Even before the “meltdown” in certain parts of the mortgage industry, there was a great deal of misunderstanding and misinformation – some of which was fostered by mortgage companies – concerning the fees and costs associated with mortgage finance. Consumers have been bombarded by ads all over the media, promising them “No Points! No Fees! Lowest Rates Anywhere! It’s a No-Brainer!”
It is true that many have been given loans that they didn’t understand, and which ultimately worked against their best interests; but these situations may be more attributable to loan officers too eager to earn a commission at the expense of their clients than to any one type of mortgage.
When we go shopping for a new car or computer, we pride ourselves on doing research before the purchase. We learn the terminology, technology and features and shop carefully for the best value.
We should do exactly the same thing in the realm of mortgage finance. What follows should help shed some light on a poorly-understood subject.
The first thing to keep in mind is that anytime we do anything with real estate-buy it, sell it or refinance it-certain costs will always incurred. In most states, there will be an escrow fee and title insurance. An appraisal will be performed. Lenders will open and process paperwork in a variety of ways. Documents will be prepared. Deeds will be recorded. Each of these steps incurs a cost, the “non-recurring closing costs.” These are fees and expenses incurred only because of the new loan, and only one time, hence the name.
A “no-fee” or “no-cost” loan means one of two things: that the non-recurring costs are being added to the loan balance; or that the costs are being paid on behalf of the borrower by someone else. The first instance is in no way a “no-cost” loan because the costs are simply being paid over time by the borrower. This type of loan scenario is often used to mislead the borrower-they see “nothing out of your pocket” as being the same as “no fees.”
A “no cost” loan, when that term is used properly, means that the borrower does not pay-or add to his loan balance-any non-recurring closing costs. This type of loan is not “good” or “bad;” it is simply one approach for financing real estate.
A loan originator (whether a broker or banker) derives income for doing work on behalf of a client, typically between 1% and 2% of the loan amount. From that sum, the company’s overhead is paid and the loan officer receives a commission. The revenue paid to the mortgage company can come from either or both of two sources: “points” (a percentage of the loan amount) paid by the borrower at the origination of the loan; and a “rebate” (technically called a “yield spread premium”) paid by the mortgage banker to the mortgage company. The rebate is tied to the interest rate charged; if the borrower pays no points, the loan originator will be paid exclusively from the rebate. If the borrower pays no points, the loan officer would select a rate with a 1.5% rebate-approximately 6.25% at today’s market (10/26/2007) ^example. If the borrower wants a lower rate, he can pay a one-time fee to “buy down” the rate permanently.
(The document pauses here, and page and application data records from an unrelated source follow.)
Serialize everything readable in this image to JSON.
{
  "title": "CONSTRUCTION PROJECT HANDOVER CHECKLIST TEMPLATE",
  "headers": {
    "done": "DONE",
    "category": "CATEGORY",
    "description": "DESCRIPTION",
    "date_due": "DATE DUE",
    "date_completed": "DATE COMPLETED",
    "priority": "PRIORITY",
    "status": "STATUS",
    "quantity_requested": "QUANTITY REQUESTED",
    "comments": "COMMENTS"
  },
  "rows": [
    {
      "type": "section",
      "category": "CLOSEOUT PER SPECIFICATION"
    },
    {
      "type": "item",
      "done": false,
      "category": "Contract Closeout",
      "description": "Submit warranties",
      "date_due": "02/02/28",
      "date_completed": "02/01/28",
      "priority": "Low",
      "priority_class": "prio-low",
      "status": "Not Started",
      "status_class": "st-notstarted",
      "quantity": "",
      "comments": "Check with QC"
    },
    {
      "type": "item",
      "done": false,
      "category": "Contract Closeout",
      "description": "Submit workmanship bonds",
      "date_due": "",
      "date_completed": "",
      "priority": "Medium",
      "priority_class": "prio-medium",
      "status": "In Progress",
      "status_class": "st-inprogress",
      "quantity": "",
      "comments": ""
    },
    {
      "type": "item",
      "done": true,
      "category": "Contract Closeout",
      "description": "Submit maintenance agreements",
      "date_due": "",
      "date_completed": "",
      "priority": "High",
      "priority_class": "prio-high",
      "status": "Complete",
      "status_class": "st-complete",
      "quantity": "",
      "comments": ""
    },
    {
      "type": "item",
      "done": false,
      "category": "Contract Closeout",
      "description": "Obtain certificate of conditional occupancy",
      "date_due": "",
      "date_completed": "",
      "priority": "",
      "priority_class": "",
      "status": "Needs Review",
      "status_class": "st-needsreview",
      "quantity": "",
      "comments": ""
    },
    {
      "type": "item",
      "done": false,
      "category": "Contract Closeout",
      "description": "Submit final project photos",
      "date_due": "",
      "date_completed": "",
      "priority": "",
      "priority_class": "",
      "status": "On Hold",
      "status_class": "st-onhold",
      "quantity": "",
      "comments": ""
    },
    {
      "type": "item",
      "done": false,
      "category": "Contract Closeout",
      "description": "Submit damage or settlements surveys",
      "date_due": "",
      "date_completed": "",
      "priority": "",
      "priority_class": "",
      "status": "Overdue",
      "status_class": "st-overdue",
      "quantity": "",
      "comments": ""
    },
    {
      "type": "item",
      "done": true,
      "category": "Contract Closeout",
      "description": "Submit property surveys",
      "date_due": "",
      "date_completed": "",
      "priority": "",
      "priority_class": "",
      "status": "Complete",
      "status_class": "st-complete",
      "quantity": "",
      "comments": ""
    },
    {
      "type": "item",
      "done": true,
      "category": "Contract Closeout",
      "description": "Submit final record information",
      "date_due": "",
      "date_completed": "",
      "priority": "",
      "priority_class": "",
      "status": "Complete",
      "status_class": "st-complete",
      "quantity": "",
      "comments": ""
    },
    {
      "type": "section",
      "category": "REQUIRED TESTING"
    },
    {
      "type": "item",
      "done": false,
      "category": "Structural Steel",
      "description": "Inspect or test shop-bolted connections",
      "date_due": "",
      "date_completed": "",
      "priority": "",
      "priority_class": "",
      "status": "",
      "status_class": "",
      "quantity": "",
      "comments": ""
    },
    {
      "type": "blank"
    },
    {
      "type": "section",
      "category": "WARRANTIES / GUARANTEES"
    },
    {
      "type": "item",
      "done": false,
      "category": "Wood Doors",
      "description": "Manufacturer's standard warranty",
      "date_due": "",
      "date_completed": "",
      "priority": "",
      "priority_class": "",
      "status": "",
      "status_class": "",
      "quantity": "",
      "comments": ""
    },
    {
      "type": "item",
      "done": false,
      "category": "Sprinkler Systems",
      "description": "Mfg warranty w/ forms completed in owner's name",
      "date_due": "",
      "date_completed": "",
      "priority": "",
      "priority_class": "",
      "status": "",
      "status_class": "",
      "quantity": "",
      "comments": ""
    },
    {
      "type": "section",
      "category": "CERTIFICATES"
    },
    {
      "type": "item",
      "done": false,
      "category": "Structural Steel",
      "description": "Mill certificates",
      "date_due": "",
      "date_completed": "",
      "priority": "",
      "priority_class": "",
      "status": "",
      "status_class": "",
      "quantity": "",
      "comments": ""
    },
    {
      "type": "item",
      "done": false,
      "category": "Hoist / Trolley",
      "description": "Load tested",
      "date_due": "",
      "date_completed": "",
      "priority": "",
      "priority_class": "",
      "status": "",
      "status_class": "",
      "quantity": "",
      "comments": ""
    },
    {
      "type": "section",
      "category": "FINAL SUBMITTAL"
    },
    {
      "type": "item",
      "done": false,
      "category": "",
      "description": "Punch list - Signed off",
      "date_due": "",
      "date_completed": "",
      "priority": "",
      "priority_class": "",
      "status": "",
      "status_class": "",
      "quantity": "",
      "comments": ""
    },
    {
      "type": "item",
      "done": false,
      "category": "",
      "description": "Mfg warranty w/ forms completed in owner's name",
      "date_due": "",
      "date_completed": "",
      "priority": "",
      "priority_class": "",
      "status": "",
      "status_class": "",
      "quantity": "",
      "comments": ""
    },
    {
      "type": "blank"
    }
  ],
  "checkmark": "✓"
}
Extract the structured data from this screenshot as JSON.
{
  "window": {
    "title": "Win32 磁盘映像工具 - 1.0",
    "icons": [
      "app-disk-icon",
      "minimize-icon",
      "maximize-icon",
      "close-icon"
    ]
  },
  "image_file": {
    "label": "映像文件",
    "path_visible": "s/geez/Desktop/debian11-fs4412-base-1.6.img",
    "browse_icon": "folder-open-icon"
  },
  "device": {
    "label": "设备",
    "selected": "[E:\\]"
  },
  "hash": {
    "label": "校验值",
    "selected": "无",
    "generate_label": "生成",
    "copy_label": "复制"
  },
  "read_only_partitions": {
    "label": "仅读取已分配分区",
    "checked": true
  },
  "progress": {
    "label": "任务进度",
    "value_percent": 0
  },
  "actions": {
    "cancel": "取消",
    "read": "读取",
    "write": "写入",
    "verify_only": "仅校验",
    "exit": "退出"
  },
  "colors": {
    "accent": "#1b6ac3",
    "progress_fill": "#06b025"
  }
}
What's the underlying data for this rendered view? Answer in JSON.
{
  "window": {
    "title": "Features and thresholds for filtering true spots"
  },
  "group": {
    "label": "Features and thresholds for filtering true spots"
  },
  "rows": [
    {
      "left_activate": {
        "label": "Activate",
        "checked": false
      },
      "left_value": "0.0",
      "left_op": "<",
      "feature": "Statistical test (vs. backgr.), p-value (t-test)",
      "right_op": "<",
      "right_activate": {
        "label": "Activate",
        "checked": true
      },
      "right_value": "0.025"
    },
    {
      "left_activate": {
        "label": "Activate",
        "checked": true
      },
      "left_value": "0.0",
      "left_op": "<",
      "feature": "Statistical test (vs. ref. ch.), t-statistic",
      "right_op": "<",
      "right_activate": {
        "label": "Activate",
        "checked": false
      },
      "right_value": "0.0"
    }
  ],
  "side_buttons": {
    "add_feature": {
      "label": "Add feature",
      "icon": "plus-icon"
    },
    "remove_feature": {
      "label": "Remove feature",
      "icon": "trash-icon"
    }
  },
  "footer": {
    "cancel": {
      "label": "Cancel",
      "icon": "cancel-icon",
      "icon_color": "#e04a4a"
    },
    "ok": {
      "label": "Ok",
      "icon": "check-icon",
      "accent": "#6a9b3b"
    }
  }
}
Paying one point (one percent of the loan amount) will reduce his rate to 6% from 6.25%. The loan originator will receive the same 1.5% for performing the work-but in this instance, .5% will come from the rebate and 1% from the borrower.
Each point paid by the borrower typically reduces the interest rate by .25%. The borrower will “break even” and recover that fee in approximately four years. A borrower should decide at the outset whether he expects to have that loan in place for significantly longer than four years; if he pays the loan off through sale or refinance within, say, two years, the overall cost of the loan will be higher than if he had taken a higher rate without paying a point.
For a “no cost” loan, the loan officer selects an interest rate and associated rebate sufficient to cover the non-recurring closing costs. For a $300,000 loan, for example, this will run to approximately $3,000. If the rebate for a 6.5% loan is 2.5%, there will be a total of $7,500 paid in rebate. Of this, $3,000 would be allocated to pay the borrower’s non-recurring costs, with the remaining $4,500 (1.5%) going to the loan originator.
Paying the higher interest rate will obviously generate a higher monthly payment; in this example, each .25% added to the interest rate will increase the payment by $49.05 per month.
Just as in other aspects of life, mortgages involve trade-offs. We can “buy down” the rate by paying points at the origination, but have a larger sum to recover over time; we can decide not to pay any points in exchange for a slightly higher interest rate but recover those closing costs more quickly; or, finally, we can increase the rate further to avoid paying any closing costs at all, thereby reducing the recovery time to zero.
As consumers, we are faced with decisions every day. Those involving the financing of real estate do not occur very often for most of us, but there is a greater need than ever to gain essential knowledge about the principles and process involved, so we can arrive at those decisions that will serve our best interests. We should also examine claims made by people who operate under ignorance or untested assumptions, or who are driven by their own hidden agenda, so we can determine what is actually best for us.